PROBLEM REQUIREMENTS:
The answer must consist of every line from the entries that holds the word "Path".
----
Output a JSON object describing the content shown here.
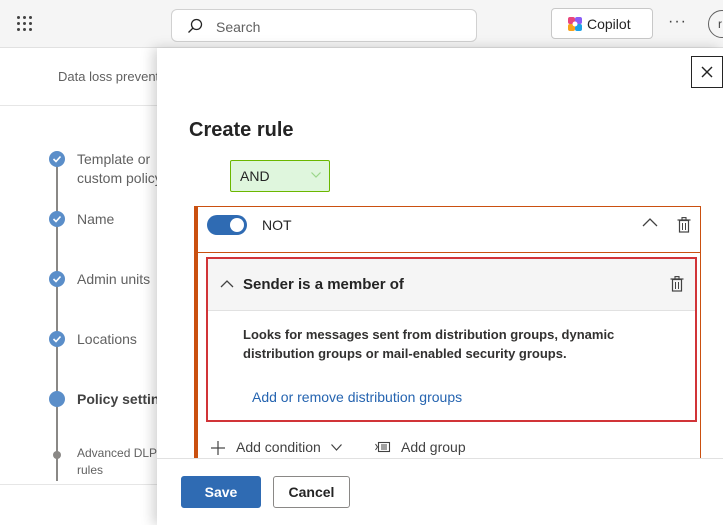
{
  "topbar": {
    "search_placeholder": "Search",
    "copilot_label": "Copilot",
    "more_label": "···",
    "avatar_initial": "r"
  },
  "background": {
    "breadcrumb": "Data loss prevention",
    "steps": [
      {
        "label": "Template or",
        "label2": "custom policy",
        "state": "done"
      },
      {
        "label": "Name",
        "state": "done"
      },
      {
        "label": "Admin units",
        "state": "done"
      },
      {
        "label": "Locations",
        "state": "done"
      },
      {
        "label": "Policy settings",
        "state": "current"
      },
      {
        "label": "Advanced DLP",
        "label2": "rules",
        "state": "sub"
      }
    ]
  },
  "panel": {
    "title": "Create rule",
    "operator": "AND",
    "group": {
      "toggle_on": true,
      "label": "NOT",
      "condition": {
        "title": "Sender is a member of",
        "description": "Looks for messages sent from distribution groups, dynamic distribution groups or mail-enabled security groups.",
        "link": "Add or remove distribution groups"
      }
    },
    "add_condition_label": "Add condition",
    "add_group_label": "Add group",
    "save_label": "Save",
    "cancel_label": "Cancel"
  },
  "colors": {
    "accent": "#2f6bb3",
    "group_border": "#ca5010",
    "condition_highlight": "#d13438",
    "and_background": "#dff6dd"
  }
}
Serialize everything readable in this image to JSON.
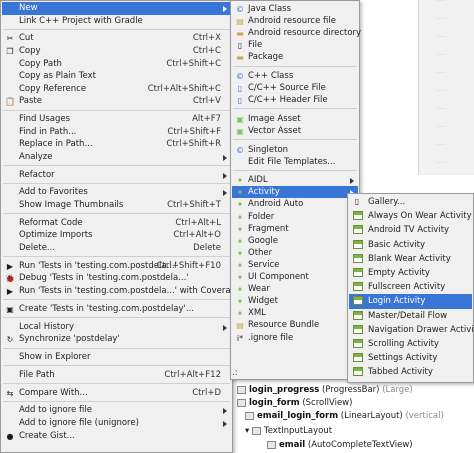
{
  "main_menu": [
    {
      "label": "New",
      "shortcut": "",
      "submenu": true,
      "highlighted": true,
      "icon": ""
    },
    {
      "label": "Link C++ Project with Gradle",
      "shortcut": "",
      "submenu": false,
      "icon": ""
    },
    {
      "sep": true
    },
    {
      "label": "Cut",
      "shortcut": "Ctrl+X",
      "icon": "scissors-icon",
      "glyph": "✂"
    },
    {
      "label": "Copy",
      "shortcut": "Ctrl+C",
      "icon": "copy-icon",
      "glyph": "❐"
    },
    {
      "label": "Copy Path",
      "shortcut": "Ctrl+Shift+C",
      "icon": ""
    },
    {
      "label": "Copy as Plain Text",
      "shortcut": "",
      "icon": ""
    },
    {
      "label": "Copy Reference",
      "shortcut": "Ctrl+Alt+Shift+C",
      "icon": ""
    },
    {
      "label": "Paste",
      "shortcut": "Ctrl+V",
      "icon": "paste-icon",
      "glyph": "📋"
    },
    {
      "sep": true
    },
    {
      "label": "Find Usages",
      "shortcut": "Alt+F7",
      "icon": ""
    },
    {
      "label": "Find in Path...",
      "shortcut": "Ctrl+Shift+F",
      "icon": ""
    },
    {
      "label": "Replace in Path...",
      "shortcut": "Ctrl+Shift+R",
      "icon": ""
    },
    {
      "label": "Analyze",
      "shortcut": "",
      "submenu": true,
      "icon": ""
    },
    {
      "sep": true
    },
    {
      "label": "Refactor",
      "shortcut": "",
      "submenu": true,
      "icon": ""
    },
    {
      "sep": true
    },
    {
      "label": "Add to Favorites",
      "shortcut": "",
      "submenu": true,
      "icon": ""
    },
    {
      "label": "Show Image Thumbnails",
      "shortcut": "Ctrl+Shift+T",
      "icon": ""
    },
    {
      "sep": true
    },
    {
      "label": "Reformat Code",
      "shortcut": "Ctrl+Alt+L",
      "icon": ""
    },
    {
      "label": "Optimize Imports",
      "shortcut": "Ctrl+Alt+O",
      "icon": ""
    },
    {
      "label": "Delete...",
      "shortcut": "Delete",
      "icon": ""
    },
    {
      "sep": true
    },
    {
      "label": "Run 'Tests in 'testing.com.postdela...'",
      "shortcut": "Ctrl+Shift+F10",
      "icon": "run-icon",
      "glyph": "▶"
    },
    {
      "label": "Debug 'Tests in 'testing.com.postdela...'",
      "shortcut": "",
      "icon": "debug-icon",
      "glyph": "🐞"
    },
    {
      "label": "Run 'Tests in 'testing.com.postdela...' with Coverage",
      "shortcut": "",
      "icon": "coverage-icon",
      "glyph": "▶"
    },
    {
      "sep": true
    },
    {
      "label": "Create 'Tests in 'testing.com.postdelay'...",
      "shortcut": "",
      "icon": "create-test-icon",
      "glyph": "▣"
    },
    {
      "sep": true
    },
    {
      "label": "Local History",
      "shortcut": "",
      "submenu": true,
      "icon": ""
    },
    {
      "label": "Synchronize 'postdelay'",
      "shortcut": "",
      "icon": "sync-icon",
      "glyph": "↻"
    },
    {
      "sep": true
    },
    {
      "label": "Show in Explorer",
      "shortcut": "",
      "icon": ""
    },
    {
      "sep": true
    },
    {
      "label": "File Path",
      "shortcut": "Ctrl+Alt+F12",
      "icon": ""
    },
    {
      "sep": true
    },
    {
      "label": "Compare With...",
      "shortcut": "Ctrl+D",
      "icon": "compare-icon",
      "glyph": "⇆"
    },
    {
      "sep": true
    },
    {
      "label": "Add to ignore file",
      "shortcut": "",
      "submenu": true,
      "icon": ""
    },
    {
      "label": "Add to ignore file (unignore)",
      "shortcut": "",
      "submenu": true,
      "icon": ""
    },
    {
      "label": "Create Gist...",
      "shortcut": "",
      "icon": "gist-icon",
      "glyph": "●"
    }
  ],
  "new_menu": [
    {
      "label": "Java Class",
      "icon": "java-class-icon",
      "glyph": "©",
      "kind": "blue"
    },
    {
      "label": "Android resource file",
      "icon": "android-resource-file-icon",
      "glyph": "▤",
      "kind": "folder"
    },
    {
      "label": "Android resource directory",
      "icon": "folder-icon",
      "glyph": "▬",
      "kind": "folder"
    },
    {
      "label": "File",
      "icon": "file-icon",
      "glyph": "▯",
      "kind": ""
    },
    {
      "label": "Package",
      "icon": "package-icon",
      "glyph": "▬",
      "kind": "folder"
    },
    {
      "sep": true
    },
    {
      "label": "C++ Class",
      "icon": "cpp-class-icon",
      "glyph": "©",
      "kind": "blue"
    },
    {
      "label": "C/C++ Source File",
      "icon": "cpp-source-icon",
      "glyph": "▯",
      "kind": "blue"
    },
    {
      "label": "C/C++ Header File",
      "icon": "cpp-header-icon",
      "glyph": "▯",
      "kind": "blue"
    },
    {
      "sep": true
    },
    {
      "label": "Image Asset",
      "icon": "image-asset-icon",
      "glyph": "▣",
      "kind": "andr"
    },
    {
      "label": "Vector Asset",
      "icon": "vector-asset-icon",
      "glyph": "▣",
      "kind": "andr"
    },
    {
      "sep": true
    },
    {
      "label": "Singleton",
      "icon": "singleton-icon",
      "glyph": "©",
      "kind": "blue"
    },
    {
      "label": "Edit File Templates...",
      "icon": "",
      "glyph": "",
      "kind": ""
    },
    {
      "sep": true
    },
    {
      "label": "AIDL",
      "icon": "android-icon",
      "glyph": "✦",
      "kind": "andr",
      "submenu": true
    },
    {
      "label": "Activity",
      "icon": "android-icon",
      "glyph": "✦",
      "kind": "andr",
      "submenu": true,
      "highlighted": true
    },
    {
      "label": "Android Auto",
      "icon": "android-icon",
      "glyph": "✦",
      "kind": "andr",
      "submenu": true
    },
    {
      "label": "Folder",
      "icon": "android-icon",
      "glyph": "✦",
      "kind": "andr",
      "submenu": true
    },
    {
      "label": "Fragment",
      "icon": "android-icon",
      "glyph": "✦",
      "kind": "andr",
      "submenu": true
    },
    {
      "label": "Google",
      "icon": "android-icon",
      "glyph": "✦",
      "kind": "andr",
      "submenu": true
    },
    {
      "label": "Other",
      "icon": "android-icon",
      "glyph": "✦",
      "kind": "andr",
      "submenu": true
    },
    {
      "label": "Service",
      "icon": "android-icon",
      "glyph": "✦",
      "kind": "andr",
      "submenu": true
    },
    {
      "label": "UI Component",
      "icon": "android-icon",
      "glyph": "✦",
      "kind": "andr",
      "submenu": true
    },
    {
      "label": "Wear",
      "icon": "android-icon",
      "glyph": "✦",
      "kind": "andr",
      "submenu": true
    },
    {
      "label": "Widget",
      "icon": "android-icon",
      "glyph": "✦",
      "kind": "andr",
      "submenu": true
    },
    {
      "label": "XML",
      "icon": "android-icon",
      "glyph": "✦",
      "kind": "andr",
      "submenu": true
    },
    {
      "label": "Resource Bundle",
      "icon": "resource-bundle-icon",
      "glyph": "▤",
      "kind": "folder"
    },
    {
      "label": ".ignore file",
      "icon": "ignore-file-icon",
      "glyph": "i*",
      "kind": "",
      "submenu": true
    }
  ],
  "activity_menu": [
    {
      "label": "Gallery...",
      "icon": "gallery-icon",
      "glyph": "▯"
    },
    {
      "label": "Always On Wear Activity",
      "icon": "activity-template-icon"
    },
    {
      "label": "Android TV Activity",
      "icon": "activity-template-icon"
    },
    {
      "label": "Basic Activity",
      "icon": "activity-template-icon"
    },
    {
      "label": "Blank Wear Activity",
      "icon": "activity-template-icon"
    },
    {
      "label": "Empty Activity",
      "icon": "activity-template-icon"
    },
    {
      "label": "Fullscreen Activity",
      "icon": "activity-template-icon"
    },
    {
      "label": "Login Activity",
      "icon": "activity-template-icon",
      "highlighted": true
    },
    {
      "label": "Master/Detail Flow",
      "icon": "activity-template-icon"
    },
    {
      "label": "Navigation Drawer Activity",
      "icon": "activity-template-icon"
    },
    {
      "label": "Scrolling Activity",
      "icon": "activity-template-icon"
    },
    {
      "label": "Settings Activity",
      "icon": "activity-template-icon"
    },
    {
      "label": "Tabbed Activity",
      "icon": "activity-template-icon"
    }
  ],
  "component_tree": {
    "dots": ".:",
    "rows": [
      {
        "name": "login_progress",
        "type": "(ProgressBar)",
        "hint": "(Large)"
      },
      {
        "name": "login_form",
        "type": "(ScrollView)",
        "hint": ""
      },
      {
        "name": "email_login_form",
        "type": "(LinearLayout)",
        "hint": "(vertical)"
      },
      {
        "name": "",
        "type": "TextInputLayout",
        "hint": ""
      },
      {
        "name": "email",
        "type": "(AutoCompleteTextView)",
        "hint": ""
      }
    ]
  },
  "colors": {
    "menu_bg": "#f0f0f0",
    "highlight": "#3875d7",
    "android_green": "#78c257"
  }
}
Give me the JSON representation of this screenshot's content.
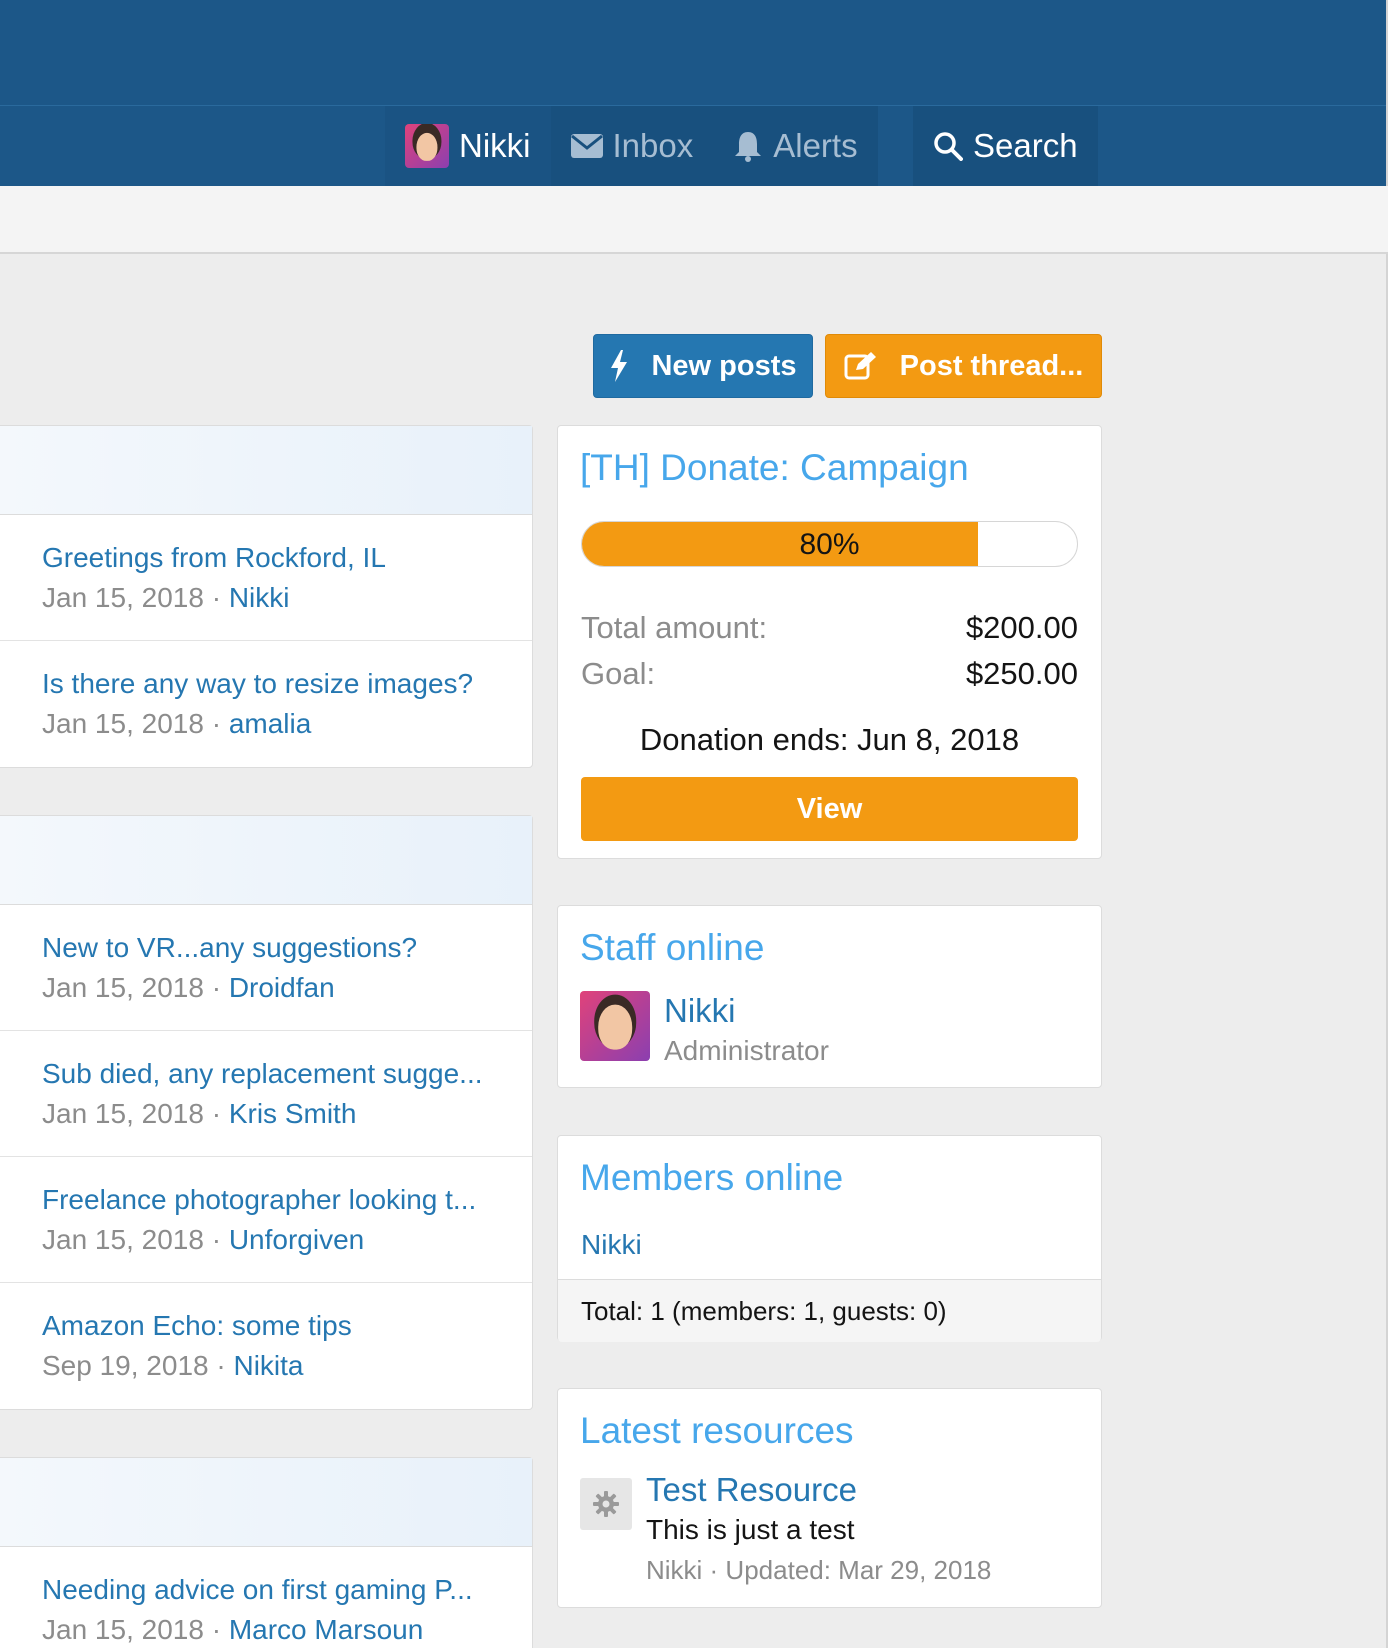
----
RESULT FOR THIS EXERCISE:
      "label": "Copy Path",
      "label": "Find in Path...",
      "label": "Replace in Path...",
      "label": "File Path",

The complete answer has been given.